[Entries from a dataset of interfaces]

------------------------------------------------------------

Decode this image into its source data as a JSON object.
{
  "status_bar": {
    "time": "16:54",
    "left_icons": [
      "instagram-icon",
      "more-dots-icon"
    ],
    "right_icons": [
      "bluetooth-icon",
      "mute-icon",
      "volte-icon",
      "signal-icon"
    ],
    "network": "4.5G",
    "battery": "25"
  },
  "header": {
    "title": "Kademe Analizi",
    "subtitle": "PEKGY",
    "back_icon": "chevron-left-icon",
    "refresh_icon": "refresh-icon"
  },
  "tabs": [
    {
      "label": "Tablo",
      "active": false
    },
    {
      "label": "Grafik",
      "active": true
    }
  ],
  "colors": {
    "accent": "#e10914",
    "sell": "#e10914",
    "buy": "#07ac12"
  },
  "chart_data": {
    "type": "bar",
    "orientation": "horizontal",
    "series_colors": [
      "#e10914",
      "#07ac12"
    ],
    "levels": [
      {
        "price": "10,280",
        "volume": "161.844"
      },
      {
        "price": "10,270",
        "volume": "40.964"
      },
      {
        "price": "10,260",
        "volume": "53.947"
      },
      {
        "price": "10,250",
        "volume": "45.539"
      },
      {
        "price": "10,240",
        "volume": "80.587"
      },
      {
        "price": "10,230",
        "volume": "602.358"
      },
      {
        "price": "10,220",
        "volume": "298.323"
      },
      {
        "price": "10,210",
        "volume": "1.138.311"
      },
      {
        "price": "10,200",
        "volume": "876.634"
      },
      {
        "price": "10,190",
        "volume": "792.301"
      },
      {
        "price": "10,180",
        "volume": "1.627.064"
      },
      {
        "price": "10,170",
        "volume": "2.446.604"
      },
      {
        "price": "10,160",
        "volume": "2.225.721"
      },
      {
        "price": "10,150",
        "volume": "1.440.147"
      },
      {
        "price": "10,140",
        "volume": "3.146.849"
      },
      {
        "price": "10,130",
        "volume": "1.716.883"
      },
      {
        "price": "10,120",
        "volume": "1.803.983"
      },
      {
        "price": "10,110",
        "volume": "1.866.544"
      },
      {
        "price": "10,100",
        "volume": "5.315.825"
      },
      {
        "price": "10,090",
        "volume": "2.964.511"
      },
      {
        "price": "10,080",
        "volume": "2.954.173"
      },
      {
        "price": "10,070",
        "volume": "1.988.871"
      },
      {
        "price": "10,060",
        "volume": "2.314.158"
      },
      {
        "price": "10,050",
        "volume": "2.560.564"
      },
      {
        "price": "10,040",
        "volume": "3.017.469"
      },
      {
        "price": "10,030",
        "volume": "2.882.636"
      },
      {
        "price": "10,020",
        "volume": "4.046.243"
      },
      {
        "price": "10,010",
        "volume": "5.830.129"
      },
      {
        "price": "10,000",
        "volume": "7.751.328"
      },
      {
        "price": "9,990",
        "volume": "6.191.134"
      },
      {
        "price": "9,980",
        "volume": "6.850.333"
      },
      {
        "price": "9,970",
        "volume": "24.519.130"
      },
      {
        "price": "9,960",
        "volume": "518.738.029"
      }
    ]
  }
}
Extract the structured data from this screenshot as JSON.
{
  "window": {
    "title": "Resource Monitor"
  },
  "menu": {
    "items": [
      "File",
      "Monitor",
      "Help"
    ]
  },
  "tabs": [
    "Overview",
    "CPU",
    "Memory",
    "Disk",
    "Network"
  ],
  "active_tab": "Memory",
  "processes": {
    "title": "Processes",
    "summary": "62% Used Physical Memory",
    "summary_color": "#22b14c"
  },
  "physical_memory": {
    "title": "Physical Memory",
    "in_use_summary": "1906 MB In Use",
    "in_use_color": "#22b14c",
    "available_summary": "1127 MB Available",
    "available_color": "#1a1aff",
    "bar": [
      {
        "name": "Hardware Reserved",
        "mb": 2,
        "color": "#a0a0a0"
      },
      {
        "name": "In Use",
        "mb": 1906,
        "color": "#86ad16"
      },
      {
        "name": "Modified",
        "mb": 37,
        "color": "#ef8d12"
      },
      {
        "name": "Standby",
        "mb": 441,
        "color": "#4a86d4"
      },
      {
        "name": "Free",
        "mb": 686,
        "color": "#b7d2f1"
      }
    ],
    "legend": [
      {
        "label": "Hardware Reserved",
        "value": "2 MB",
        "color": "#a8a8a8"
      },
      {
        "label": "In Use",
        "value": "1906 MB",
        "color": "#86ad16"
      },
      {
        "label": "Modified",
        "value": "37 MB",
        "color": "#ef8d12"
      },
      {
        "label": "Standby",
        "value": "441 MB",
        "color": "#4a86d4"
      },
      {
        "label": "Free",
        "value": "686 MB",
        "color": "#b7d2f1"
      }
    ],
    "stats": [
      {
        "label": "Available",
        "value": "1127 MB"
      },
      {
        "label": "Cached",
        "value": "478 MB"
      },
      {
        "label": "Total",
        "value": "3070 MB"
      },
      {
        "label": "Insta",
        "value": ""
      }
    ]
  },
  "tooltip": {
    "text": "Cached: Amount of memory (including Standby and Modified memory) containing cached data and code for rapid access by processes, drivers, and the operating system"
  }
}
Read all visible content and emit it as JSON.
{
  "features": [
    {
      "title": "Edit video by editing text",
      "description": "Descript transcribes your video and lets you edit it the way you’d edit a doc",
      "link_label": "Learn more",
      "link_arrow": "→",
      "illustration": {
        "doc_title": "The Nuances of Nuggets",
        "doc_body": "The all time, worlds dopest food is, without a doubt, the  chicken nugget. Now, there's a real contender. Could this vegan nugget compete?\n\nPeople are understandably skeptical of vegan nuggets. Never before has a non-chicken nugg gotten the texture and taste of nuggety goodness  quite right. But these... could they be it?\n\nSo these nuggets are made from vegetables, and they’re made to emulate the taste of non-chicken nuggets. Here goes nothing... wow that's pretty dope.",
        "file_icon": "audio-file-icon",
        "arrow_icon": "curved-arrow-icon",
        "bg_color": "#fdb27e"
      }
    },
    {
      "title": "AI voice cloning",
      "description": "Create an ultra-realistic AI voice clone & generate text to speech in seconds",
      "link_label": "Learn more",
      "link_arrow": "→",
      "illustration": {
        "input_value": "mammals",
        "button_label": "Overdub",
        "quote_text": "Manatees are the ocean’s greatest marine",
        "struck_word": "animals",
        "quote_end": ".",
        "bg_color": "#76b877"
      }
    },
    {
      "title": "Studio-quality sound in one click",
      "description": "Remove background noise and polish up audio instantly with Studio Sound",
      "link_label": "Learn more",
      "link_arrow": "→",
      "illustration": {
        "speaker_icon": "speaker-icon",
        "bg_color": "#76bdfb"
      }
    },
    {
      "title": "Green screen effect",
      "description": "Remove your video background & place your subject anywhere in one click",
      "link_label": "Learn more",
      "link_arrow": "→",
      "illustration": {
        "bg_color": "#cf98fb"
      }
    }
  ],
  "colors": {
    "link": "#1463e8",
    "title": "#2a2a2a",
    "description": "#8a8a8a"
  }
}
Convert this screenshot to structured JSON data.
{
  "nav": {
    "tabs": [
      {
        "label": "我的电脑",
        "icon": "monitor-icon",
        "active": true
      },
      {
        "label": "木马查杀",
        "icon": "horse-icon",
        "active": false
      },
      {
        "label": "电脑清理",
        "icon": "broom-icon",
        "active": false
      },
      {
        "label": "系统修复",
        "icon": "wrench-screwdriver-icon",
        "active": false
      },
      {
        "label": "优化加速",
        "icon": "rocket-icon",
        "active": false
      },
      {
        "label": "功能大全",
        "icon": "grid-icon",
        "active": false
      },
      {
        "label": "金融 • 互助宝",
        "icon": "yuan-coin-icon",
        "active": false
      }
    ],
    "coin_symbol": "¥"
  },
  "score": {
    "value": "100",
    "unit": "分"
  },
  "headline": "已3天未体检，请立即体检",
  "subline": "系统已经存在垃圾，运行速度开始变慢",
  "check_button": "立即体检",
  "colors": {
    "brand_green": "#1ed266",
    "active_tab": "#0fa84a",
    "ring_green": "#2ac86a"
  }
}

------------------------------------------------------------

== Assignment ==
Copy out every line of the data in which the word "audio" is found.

== Task result ==
        "file_icon": "audio-file-icon",
      "description": "Remove background noise and polish up audio instantly with Studio Sound",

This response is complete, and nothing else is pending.